Set a bed time ‘Have a regular sleep and wake-up schedule – and stick to it – even at the weekend,’ says Dr Alanna Hare, a consultant in respiratory and sleep medicine at the Royal Brompton Hospital in London. Yes, you can be an early riser every day! ‘This programs the brain and your body clock, helping you sleep reliably at bedtime and wake up feeling refreshed.’
Find your own lullaby Relaxing classical music has been found to help your body hit snooze mode, while Spotify notes that Ed Sheeran crops up most commonly on sleep playlists. (It’s a compliment, Ed!)
Run a warm bath Have you wondered why tots get drowsy after a soak? Their temperature drops afterwards, which is believed to trigger the brain’s sleep response. Give it a go.
Conk out with a book Your bedtime novel might no longer be Roald Dahl, but reading can be calming (six minutes may reduce stress levels by more than two-thirds). Or download the Calm app and let narrators (such as Stephen Fry and Joanna Lumley) read grown-up sleep stories to you.
Boss your jim-jams Forget the negligee and don bed-wear in natural fabrics, such as cotton. These are more breathable, which can help with discomfort and keep you cool at night.
Dr Guy Meadows, co-founder of The Sleep School, has two important rules for sleeplessness
DO accept you’re awake: ‘Don’t lie there fretting.Accepting you’re awake is the first and most powerful step towards getting yourself back to sleep. In fact, many people tell me they fall asleep just as the sun is rising and when they couldn’t fight it any more.’
DON’T get up: ‘You gain a lot from simply lying in bed. Getting up pushes you further away from the place you want to be. Learning how to deal with your discomfort, and accept your thoughts, rather than fighting against them, is the balance that will help bring sleep.’
Yep, it’s meditation to help you get one step closer to the Land of Nod. It may help lower blood pressure and ease stress levels which, in turn, promote relaxation and a better night’s sleep. Try this beditation tutorial.
1. It supports your immunity. One study found that sleeping for fewer than six hours makes you more likely to catch a cold than if you slumber for longer.
2. It can help with weight. Research has linked obesity with fewer than six hours of sleep a night. It’s believed that a lack of Zzzs not only makes you crave junk food, but reduces levels of leptin, a chemical that helps signal when you are full.
3. It boosts your sex life. Studies have suggested that those who don’t get enough quality shut-eye have lower libidos.
4. It can support your heart. ‘Poor sleep quality increases the risk of heart attack, elevated blood pressure, heart failure and stroke,’ says Dr Hare. So show you care with more kip.

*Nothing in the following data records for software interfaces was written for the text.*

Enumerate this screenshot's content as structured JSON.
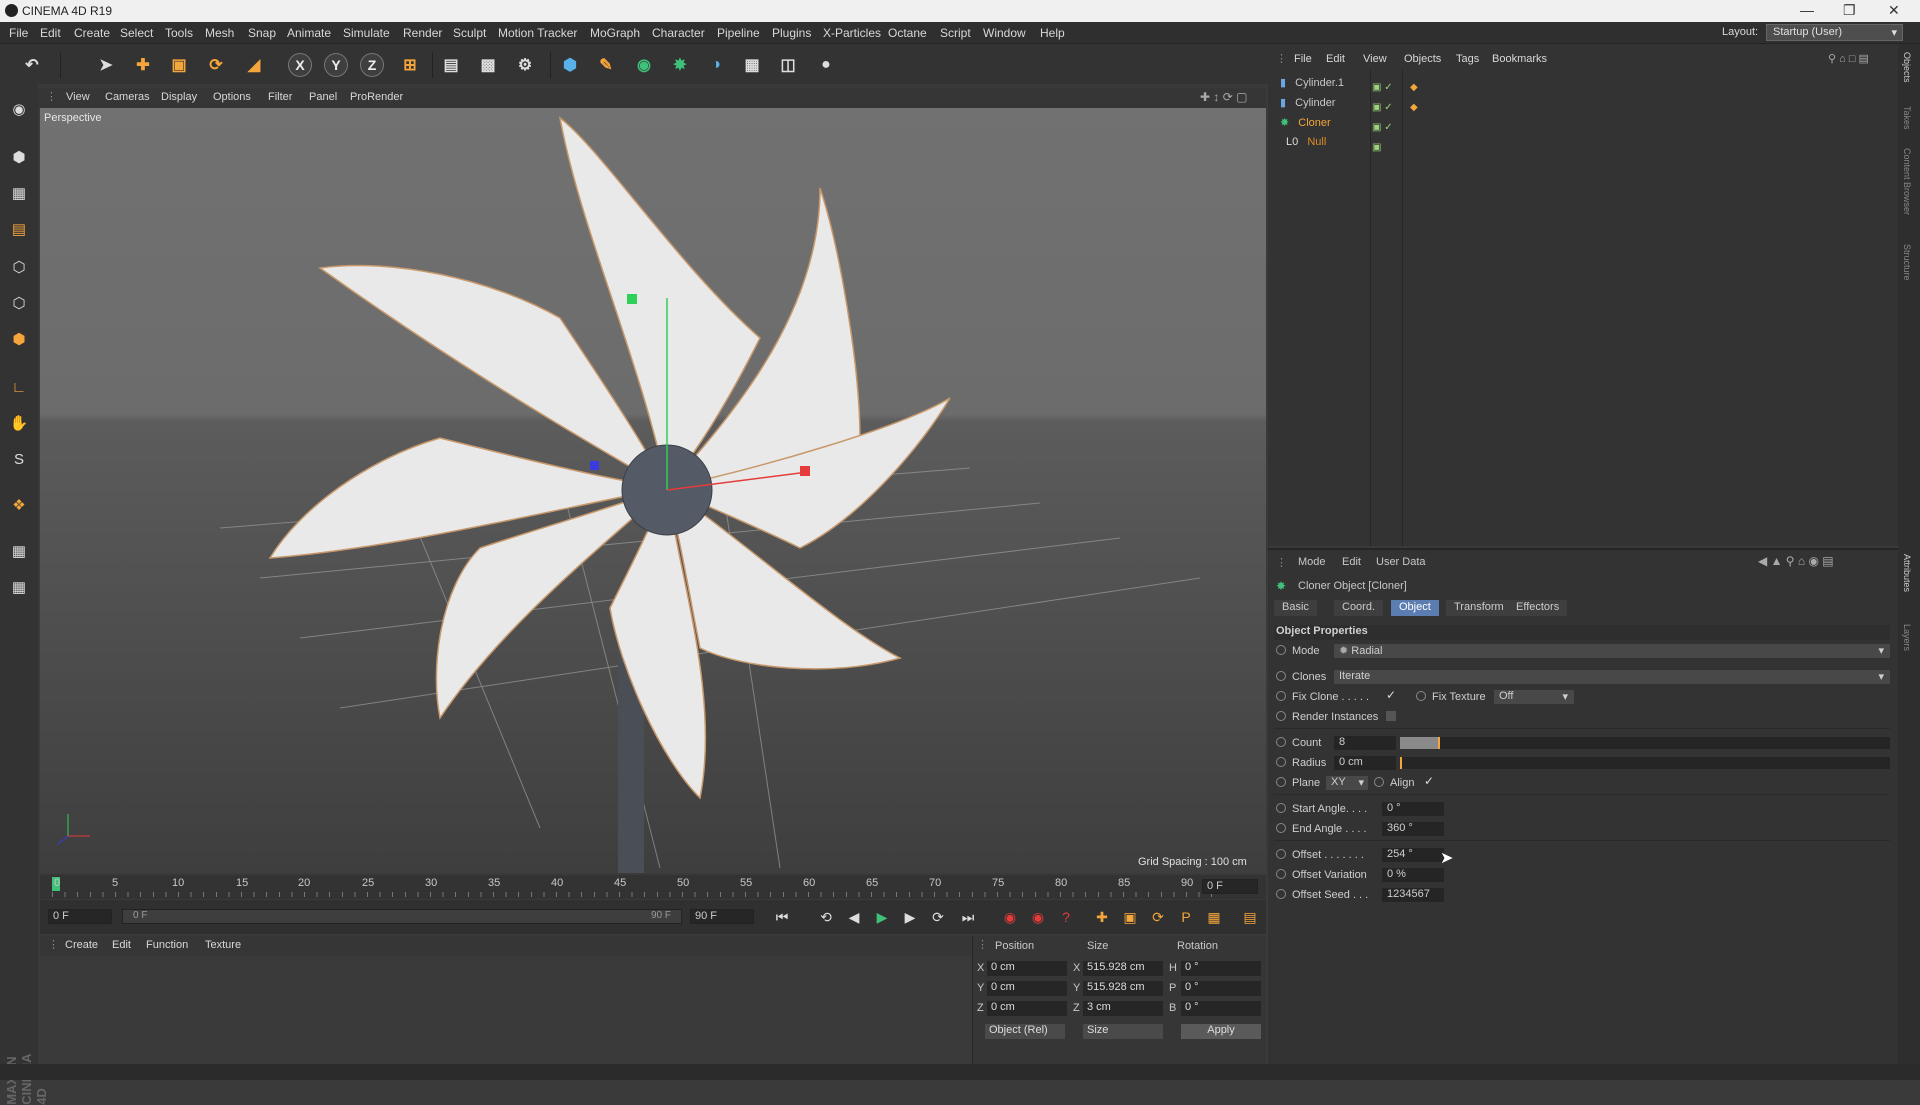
{
  "window": {
    "title": "CINEMA 4D R19"
  },
  "menubar": {
    "items": [
      "File",
      "Edit",
      "Create",
      "Select",
      "Tools",
      "Mesh",
      "Snap",
      "Animate",
      "Simulate",
      "Render",
      "Sculpt",
      "Motion Tracker",
      "MoGraph",
      "Character",
      "Pipeline",
      "Plugins",
      "X-Particles",
      "Octane",
      "Script",
      "Window",
      "Help"
    ],
    "layout_label": "Layout:",
    "layout_value": "Startup (User)"
  },
  "toolbar": {
    "axis_x": "X",
    "axis_y": "Y",
    "axis_z": "Z"
  },
  "viewport": {
    "menu": [
      "View",
      "Cameras",
      "Display",
      "Options",
      "Filter",
      "Panel",
      "ProRender"
    ],
    "label": "Perspective",
    "grid_spacing": "Grid Spacing : 100 cm"
  },
  "timeline": {
    "ticks": [
      "0",
      "5",
      "10",
      "15",
      "20",
      "25",
      "30",
      "35",
      "40",
      "45",
      "50",
      "55",
      "60",
      "65",
      "70",
      "75",
      "80",
      "85",
      "90"
    ],
    "current_frame": "0 F",
    "start_frame": "0 F",
    "range_start": "0 F",
    "range_end": "90 F",
    "end_frame": "90 F"
  },
  "material_manager": {
    "menu": [
      "Create",
      "Edit",
      "Function",
      "Texture"
    ]
  },
  "coordinates": {
    "headers": {
      "position": "Position",
      "size": "Size",
      "rotation": "Rotation"
    },
    "rows": [
      {
        "axis": "X",
        "pos": "0 cm",
        "size_axis": "X",
        "size": "515.928 cm",
        "rot_axis": "H",
        "rot": "0 °"
      },
      {
        "axis": "Y",
        "pos": "0 cm",
        "size_axis": "Y",
        "size": "515.928 cm",
        "rot_axis": "P",
        "rot": "0 °"
      },
      {
        "axis": "Z",
        "pos": "0 cm",
        "size_axis": "Z",
        "size": "3 cm",
        "rot_axis": "B",
        "rot": "0 °"
      }
    ],
    "mode": "Object (Rel)",
    "size_mode": "Size",
    "apply": "Apply"
  },
  "object_manager": {
    "menu": [
      "File",
      "Edit",
      "View",
      "Objects",
      "Tags",
      "Bookmarks"
    ],
    "objects": [
      {
        "name": "Cylinder.1",
        "color": "#c8c8c8"
      },
      {
        "name": "Cylinder",
        "color": "#c8c8c8"
      },
      {
        "name": "Cloner",
        "color": "#f4a53b"
      },
      {
        "name": "Null",
        "color": "#e08a2a"
      }
    ]
  },
  "attributes": {
    "menu": [
      "Mode",
      "Edit",
      "User Data"
    ],
    "title": "Cloner Object [Cloner]",
    "tabs": [
      "Basic",
      "Coord.",
      "Object",
      "Transform",
      "Effectors"
    ],
    "active_tab": "Object",
    "section": "Object Properties",
    "mode_label": "Mode",
    "mode_value": "Radial",
    "clones_label": "Clones",
    "clones_value": "Iterate",
    "fix_clone_label": "Fix Clone . . . . .",
    "fix_texture_label": "Fix Texture",
    "fix_texture_value": "Off",
    "render_instances_label": "Render Instances",
    "count_label": "Count",
    "count_value": "8",
    "radius_label": "Radius",
    "radius_value": "0 cm",
    "plane_label": "Plane",
    "plane_value": "XY",
    "align_label": "Align",
    "start_angle_label": "Start Angle. . . .",
    "start_angle_value": "0 °",
    "end_angle_label": "End Angle . . . .",
    "end_angle_value": "360 °",
    "offset_label": "Offset . . . . . . .",
    "offset_value": "254 °",
    "offset_variation_label": "Offset Variation",
    "offset_variation_value": "0 %",
    "offset_seed_label": "Offset Seed . . .",
    "offset_seed_value": "1234567"
  },
  "right_strip": {
    "tabs": [
      "Objects",
      "Takes",
      "Content Browser",
      "Structure",
      "Attributes",
      "Layers"
    ]
  },
  "branding": {
    "line1": "MAXON",
    "line2": "CINEMA 4D"
  },
  "colors": {
    "accent_orange": "#f4a53b",
    "active_tab_blue": "#5b7db1"
  }
}
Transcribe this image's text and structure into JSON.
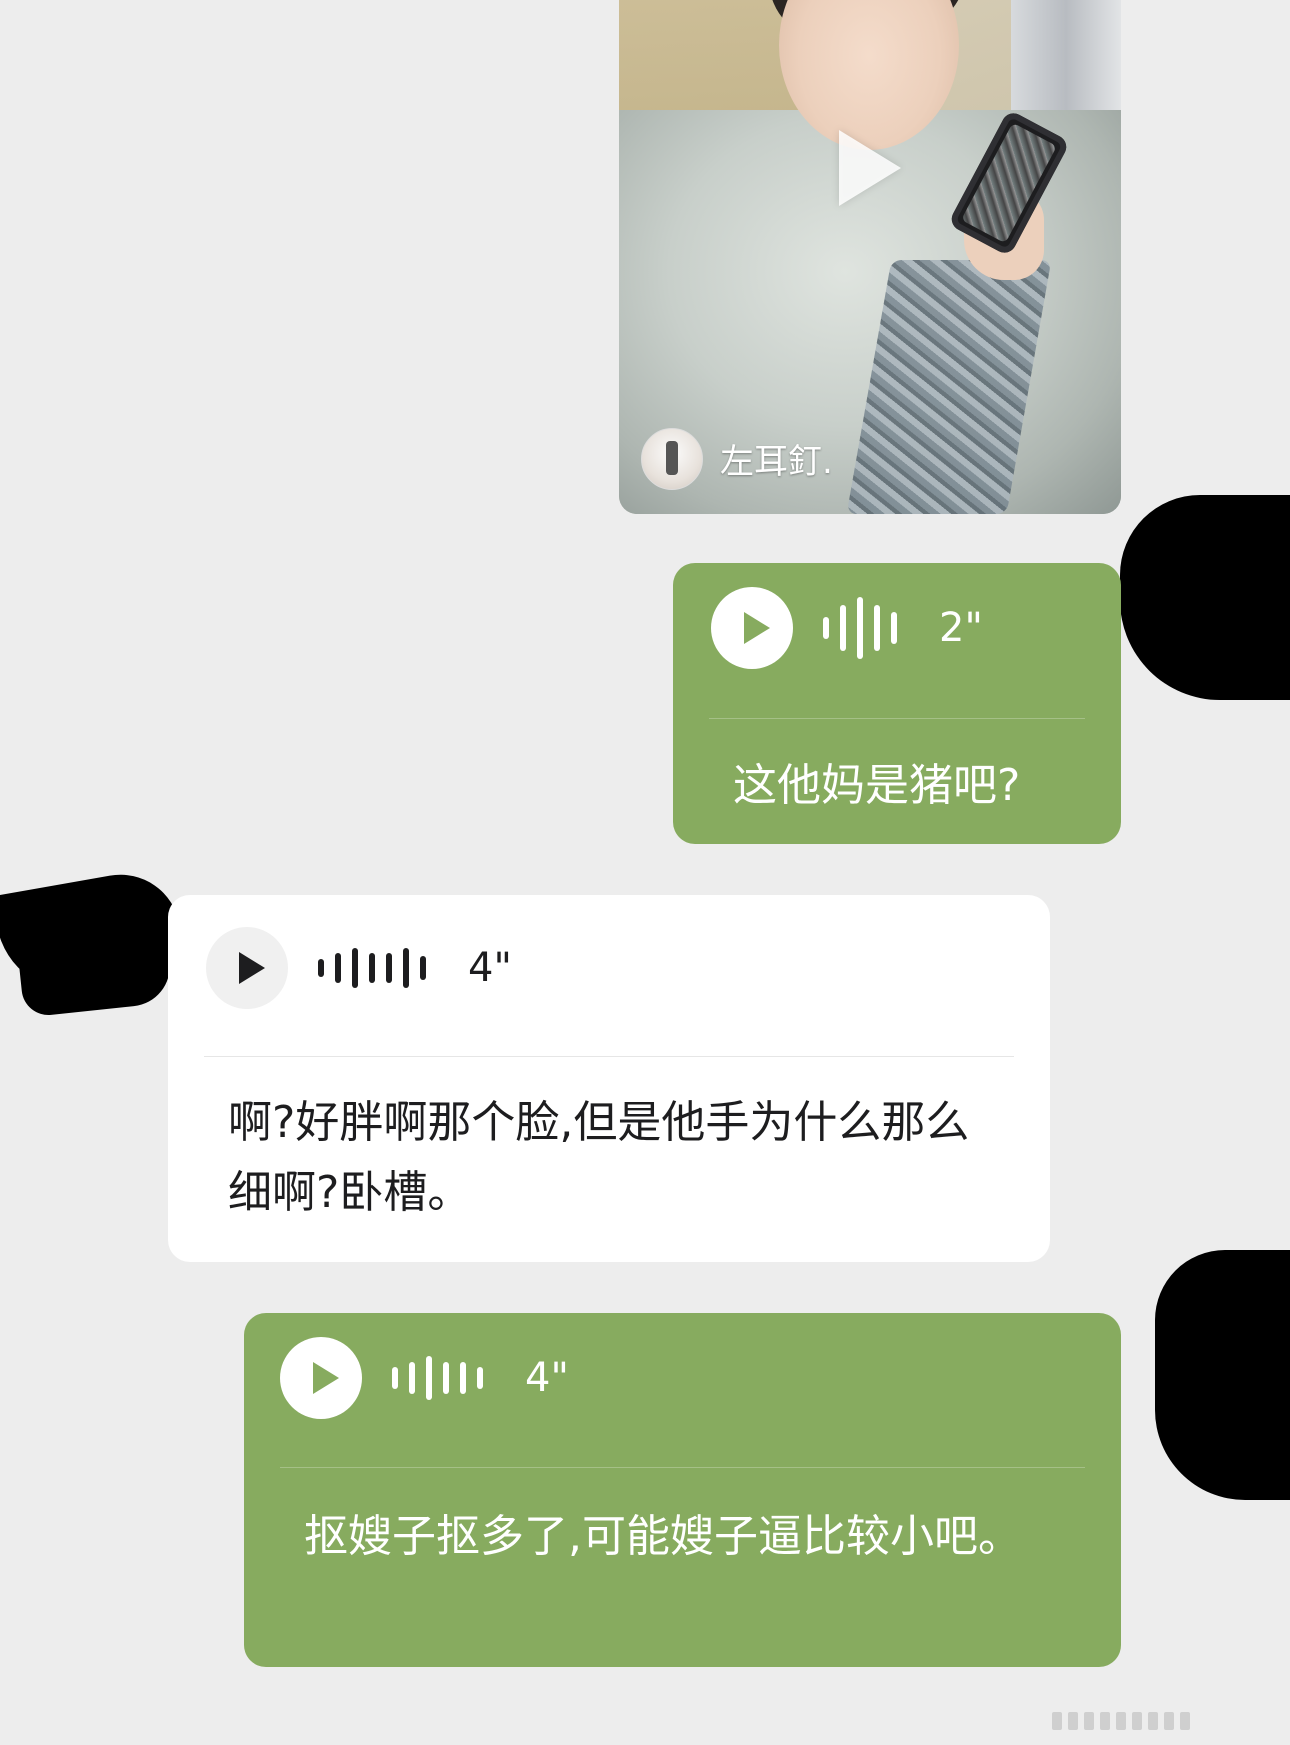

The classic ‘warm milk before bed’ has had a makeover with the trend for ‘moon milk’ (an Ayurvedic sleeplessness remedy, often containing honey, cinnamon and milk). While there’s no scientific proof of its efficacy, it’s a bedtime hug in a mug. For inspo, see #moonmilk on Instagram.
1. We all need eight hours a night
FALSE ‘Some people need less, some more,’ says Sammy Margo, author of The Good Sleep Guide (Vermilion). ‘If you feel well rested in the morning, you’re getting it right.’
2. Alcohol helps you sleep well
FALSE ‘You’ll fall asleep quicker, but alcohol reduces the time spent in the restorative rapid eye movement (REM) sleep stage, making it less restful,’ says Dr Hare.
3. Peppermint tea will keep you awake
TRUE Yep! It might be soothing, but it also makes you feel alert, focused and stimulated, so save it for daytime hours.
4. You should always sleep on your back
FALSE ‘Sleep posture is personal preference,’ says Sammy. ‘But front-sleeping could cause neck and back problems, so make sure your pillow supports your head properly.’
5. A gym session will help you drift off
TRUE-ISH Although regular exercise, such as walking, swimming and yoga, helps to relieve tension and may help sleep, avoid anything too vigorous close to bedtime.
The soft, comfy EcoTools Sustainable Sleep Mask is ideal if your curtains or blinds don’t keep out enough light. You’ll look forward to being kept in the dark.
Easy-to-take Nytol Liquid Caramel Flavour* can help alleviate temporary sleeplessness. Contains diphenhydramine; always read the leaflet.